The best-selling bible of screenwriting, Robert McKee’s Story, dedicates its initial chapter to the purpose of storytelling – a quest for the universal human truths that bind us together. McKee says “Story isn’t a flight from reality but a vehicle that carries us on our search for reality, our best effort to make sense out of the anarchy of existence”.
My life, as a journalist, author, parent and human, has been a search for story. I firmly believe that it is by hearing each others’ stories that we learn to see beyond differences in skin colour, socioeconomic background, faith and philosophy. Story brings insight, appreciation, empathy. From these flow compassion and tolerance.
The biggest story in the world today is the inauguration of the new American president.
What I find moving is how the entire globe seems to have invested so much hope in this one man. Listening to talkback radio today and viewing online comments it felt like the world had been starved of hope. As if we’ve been weighed down. Scared. Deadened. Left to winnow for meaning in consumerism and other hedonistic pursuits. (Ouch. Where did that sentence come from, Tim?)
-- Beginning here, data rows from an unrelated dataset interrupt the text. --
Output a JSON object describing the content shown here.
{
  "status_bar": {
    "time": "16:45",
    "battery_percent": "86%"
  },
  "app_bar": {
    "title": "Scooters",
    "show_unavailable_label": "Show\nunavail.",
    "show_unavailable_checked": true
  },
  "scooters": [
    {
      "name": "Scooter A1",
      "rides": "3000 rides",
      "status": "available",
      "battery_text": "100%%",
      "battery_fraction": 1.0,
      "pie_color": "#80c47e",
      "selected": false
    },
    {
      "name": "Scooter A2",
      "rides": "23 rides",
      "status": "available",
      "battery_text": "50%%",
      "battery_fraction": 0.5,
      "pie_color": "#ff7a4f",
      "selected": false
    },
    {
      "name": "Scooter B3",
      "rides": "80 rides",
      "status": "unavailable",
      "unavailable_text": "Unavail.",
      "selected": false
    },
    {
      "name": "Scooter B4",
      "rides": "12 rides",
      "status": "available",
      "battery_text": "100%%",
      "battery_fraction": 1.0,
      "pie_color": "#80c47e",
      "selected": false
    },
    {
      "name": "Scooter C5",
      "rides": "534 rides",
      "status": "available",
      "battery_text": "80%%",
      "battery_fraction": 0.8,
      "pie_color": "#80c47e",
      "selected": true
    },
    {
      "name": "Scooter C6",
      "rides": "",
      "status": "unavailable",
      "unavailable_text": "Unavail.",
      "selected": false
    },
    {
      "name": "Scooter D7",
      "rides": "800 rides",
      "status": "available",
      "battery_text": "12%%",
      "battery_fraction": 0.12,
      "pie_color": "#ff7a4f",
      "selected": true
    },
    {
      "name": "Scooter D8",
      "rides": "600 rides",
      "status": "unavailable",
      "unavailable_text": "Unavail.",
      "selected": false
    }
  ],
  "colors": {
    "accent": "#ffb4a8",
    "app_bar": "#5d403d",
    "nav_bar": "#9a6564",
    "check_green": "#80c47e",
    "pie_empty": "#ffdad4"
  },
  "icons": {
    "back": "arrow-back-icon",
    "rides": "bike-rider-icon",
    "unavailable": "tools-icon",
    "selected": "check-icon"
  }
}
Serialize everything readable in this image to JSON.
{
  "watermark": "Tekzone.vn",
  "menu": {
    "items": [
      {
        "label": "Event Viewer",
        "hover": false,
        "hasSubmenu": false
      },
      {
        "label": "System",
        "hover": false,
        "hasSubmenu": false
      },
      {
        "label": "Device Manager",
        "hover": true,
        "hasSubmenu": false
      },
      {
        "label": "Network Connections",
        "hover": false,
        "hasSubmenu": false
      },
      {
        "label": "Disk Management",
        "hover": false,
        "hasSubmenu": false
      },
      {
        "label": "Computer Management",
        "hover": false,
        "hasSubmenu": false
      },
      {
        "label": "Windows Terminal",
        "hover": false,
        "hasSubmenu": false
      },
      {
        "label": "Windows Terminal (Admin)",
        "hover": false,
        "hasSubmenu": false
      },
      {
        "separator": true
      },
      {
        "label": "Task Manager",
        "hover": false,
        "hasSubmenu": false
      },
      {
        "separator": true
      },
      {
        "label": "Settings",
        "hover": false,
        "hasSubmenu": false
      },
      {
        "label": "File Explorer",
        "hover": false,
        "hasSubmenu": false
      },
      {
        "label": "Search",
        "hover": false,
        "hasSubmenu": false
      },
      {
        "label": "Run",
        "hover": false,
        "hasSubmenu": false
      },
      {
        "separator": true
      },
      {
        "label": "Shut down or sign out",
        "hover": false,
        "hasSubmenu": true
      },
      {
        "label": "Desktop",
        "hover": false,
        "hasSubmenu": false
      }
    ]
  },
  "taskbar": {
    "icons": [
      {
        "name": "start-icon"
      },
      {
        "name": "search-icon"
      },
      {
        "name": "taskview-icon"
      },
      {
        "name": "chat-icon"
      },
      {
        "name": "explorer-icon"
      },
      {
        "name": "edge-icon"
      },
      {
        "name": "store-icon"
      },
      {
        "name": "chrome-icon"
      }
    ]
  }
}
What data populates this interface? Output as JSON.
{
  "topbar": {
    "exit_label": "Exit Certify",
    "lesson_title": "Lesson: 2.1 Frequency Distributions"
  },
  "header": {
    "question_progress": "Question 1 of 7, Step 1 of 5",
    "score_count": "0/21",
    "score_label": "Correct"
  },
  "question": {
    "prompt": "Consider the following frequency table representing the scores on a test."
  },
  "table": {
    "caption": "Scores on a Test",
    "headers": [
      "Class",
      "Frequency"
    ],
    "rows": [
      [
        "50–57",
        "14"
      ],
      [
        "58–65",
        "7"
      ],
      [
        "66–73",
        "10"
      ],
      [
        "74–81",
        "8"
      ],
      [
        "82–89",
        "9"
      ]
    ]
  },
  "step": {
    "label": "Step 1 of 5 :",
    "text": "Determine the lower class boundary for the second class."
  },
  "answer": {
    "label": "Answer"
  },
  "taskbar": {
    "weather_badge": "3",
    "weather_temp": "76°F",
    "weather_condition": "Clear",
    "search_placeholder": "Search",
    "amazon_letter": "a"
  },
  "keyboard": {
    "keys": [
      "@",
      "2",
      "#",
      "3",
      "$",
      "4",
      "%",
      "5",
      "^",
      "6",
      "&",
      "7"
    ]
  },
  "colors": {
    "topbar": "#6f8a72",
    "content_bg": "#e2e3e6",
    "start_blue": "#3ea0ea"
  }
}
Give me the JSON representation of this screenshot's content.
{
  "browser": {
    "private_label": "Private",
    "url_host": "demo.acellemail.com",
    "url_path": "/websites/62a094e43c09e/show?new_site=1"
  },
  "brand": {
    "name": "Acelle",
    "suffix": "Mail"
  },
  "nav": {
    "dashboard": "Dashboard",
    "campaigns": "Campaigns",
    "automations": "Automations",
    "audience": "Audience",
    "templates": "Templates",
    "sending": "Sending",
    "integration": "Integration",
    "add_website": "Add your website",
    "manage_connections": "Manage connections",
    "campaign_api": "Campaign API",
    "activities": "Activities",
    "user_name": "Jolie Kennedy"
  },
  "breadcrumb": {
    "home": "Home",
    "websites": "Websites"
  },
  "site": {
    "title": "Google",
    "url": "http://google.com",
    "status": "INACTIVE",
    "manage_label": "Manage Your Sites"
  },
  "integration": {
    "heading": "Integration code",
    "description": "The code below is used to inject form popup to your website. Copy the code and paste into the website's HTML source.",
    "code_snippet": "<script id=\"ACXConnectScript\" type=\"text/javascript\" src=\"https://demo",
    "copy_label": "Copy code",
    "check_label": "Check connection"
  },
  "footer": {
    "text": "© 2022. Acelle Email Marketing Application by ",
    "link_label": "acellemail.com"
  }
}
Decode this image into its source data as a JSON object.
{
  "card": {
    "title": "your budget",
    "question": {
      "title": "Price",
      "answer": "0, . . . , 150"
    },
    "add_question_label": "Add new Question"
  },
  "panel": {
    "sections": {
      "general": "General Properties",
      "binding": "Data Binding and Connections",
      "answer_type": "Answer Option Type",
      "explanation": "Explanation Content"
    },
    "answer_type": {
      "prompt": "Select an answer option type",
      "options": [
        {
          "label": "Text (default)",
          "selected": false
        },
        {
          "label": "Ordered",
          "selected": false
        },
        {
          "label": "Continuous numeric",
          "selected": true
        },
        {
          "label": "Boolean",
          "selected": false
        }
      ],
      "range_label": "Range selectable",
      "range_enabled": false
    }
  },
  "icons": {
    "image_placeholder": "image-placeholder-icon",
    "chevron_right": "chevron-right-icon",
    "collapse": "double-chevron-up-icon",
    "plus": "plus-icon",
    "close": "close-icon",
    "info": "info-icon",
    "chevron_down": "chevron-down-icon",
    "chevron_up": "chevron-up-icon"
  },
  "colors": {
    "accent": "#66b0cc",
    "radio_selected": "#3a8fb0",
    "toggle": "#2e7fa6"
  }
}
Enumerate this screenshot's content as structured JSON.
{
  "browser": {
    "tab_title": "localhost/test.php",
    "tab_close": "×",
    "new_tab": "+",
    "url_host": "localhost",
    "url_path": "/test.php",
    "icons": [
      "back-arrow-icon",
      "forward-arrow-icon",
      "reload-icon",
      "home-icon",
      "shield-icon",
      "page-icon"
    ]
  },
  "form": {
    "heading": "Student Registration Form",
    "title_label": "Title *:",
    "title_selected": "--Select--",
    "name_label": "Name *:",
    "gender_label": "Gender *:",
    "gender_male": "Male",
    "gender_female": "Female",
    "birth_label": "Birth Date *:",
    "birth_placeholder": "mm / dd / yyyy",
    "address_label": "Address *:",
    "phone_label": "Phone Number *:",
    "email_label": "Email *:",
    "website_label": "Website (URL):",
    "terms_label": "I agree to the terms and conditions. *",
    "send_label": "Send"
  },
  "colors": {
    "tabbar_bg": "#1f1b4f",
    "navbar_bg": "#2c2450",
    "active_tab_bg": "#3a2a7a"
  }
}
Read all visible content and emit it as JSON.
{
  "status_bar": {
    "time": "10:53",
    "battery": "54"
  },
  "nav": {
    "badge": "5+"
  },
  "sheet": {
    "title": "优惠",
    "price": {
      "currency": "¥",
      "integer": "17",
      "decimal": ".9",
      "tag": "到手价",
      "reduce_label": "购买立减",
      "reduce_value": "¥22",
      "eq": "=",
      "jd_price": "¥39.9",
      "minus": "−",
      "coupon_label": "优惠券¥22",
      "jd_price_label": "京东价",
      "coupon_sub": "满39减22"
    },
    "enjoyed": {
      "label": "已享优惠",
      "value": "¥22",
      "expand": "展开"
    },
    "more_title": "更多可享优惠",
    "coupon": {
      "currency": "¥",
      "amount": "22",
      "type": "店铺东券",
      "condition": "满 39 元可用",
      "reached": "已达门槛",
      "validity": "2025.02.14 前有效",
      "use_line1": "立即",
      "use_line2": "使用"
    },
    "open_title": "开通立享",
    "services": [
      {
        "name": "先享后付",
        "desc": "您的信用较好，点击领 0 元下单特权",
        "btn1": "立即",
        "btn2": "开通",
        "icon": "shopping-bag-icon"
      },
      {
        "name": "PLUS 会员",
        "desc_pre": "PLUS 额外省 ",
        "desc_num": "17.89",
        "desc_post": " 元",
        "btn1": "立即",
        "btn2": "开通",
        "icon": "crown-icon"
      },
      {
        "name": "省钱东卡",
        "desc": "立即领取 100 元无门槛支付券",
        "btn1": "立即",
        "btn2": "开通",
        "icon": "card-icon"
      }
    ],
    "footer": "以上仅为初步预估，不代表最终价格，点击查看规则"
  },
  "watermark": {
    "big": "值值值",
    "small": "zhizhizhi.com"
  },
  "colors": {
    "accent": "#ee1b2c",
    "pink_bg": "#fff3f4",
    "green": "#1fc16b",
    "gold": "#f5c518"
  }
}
Conscious of the weight of expectation on President Obama’s shoulders, I read his inauguration speech with anticipation. There were several phrases that stood out for me and numerous examples of powerful use of story (along with a forceful repudiation of the outgoing administration).
“We gather because we have chosen hope over fear, unity of purpose over conflict and discord.”
“There are some who question the scale of our ambitions – who suggest that our system cannot tolerate too many big plans. Their memories are short. For they have forgotten what this country has already done; what free men and women can achieve when imagination is joined to common purpose, and necessity to courage.”
“People will judge you on what you can build, not what you destroy.”
The context of the latter comment was a challenge to foreign ruling powers opposed to US interests. Nonetheless, it works as a stand-alone statement for all to absorb.
As to the President’s use of story, here’s a blog post from The New York Times’ Timothy Egan that sums up how the world was watching, seeking “a story to inhabit”.
Let’s hope we find it.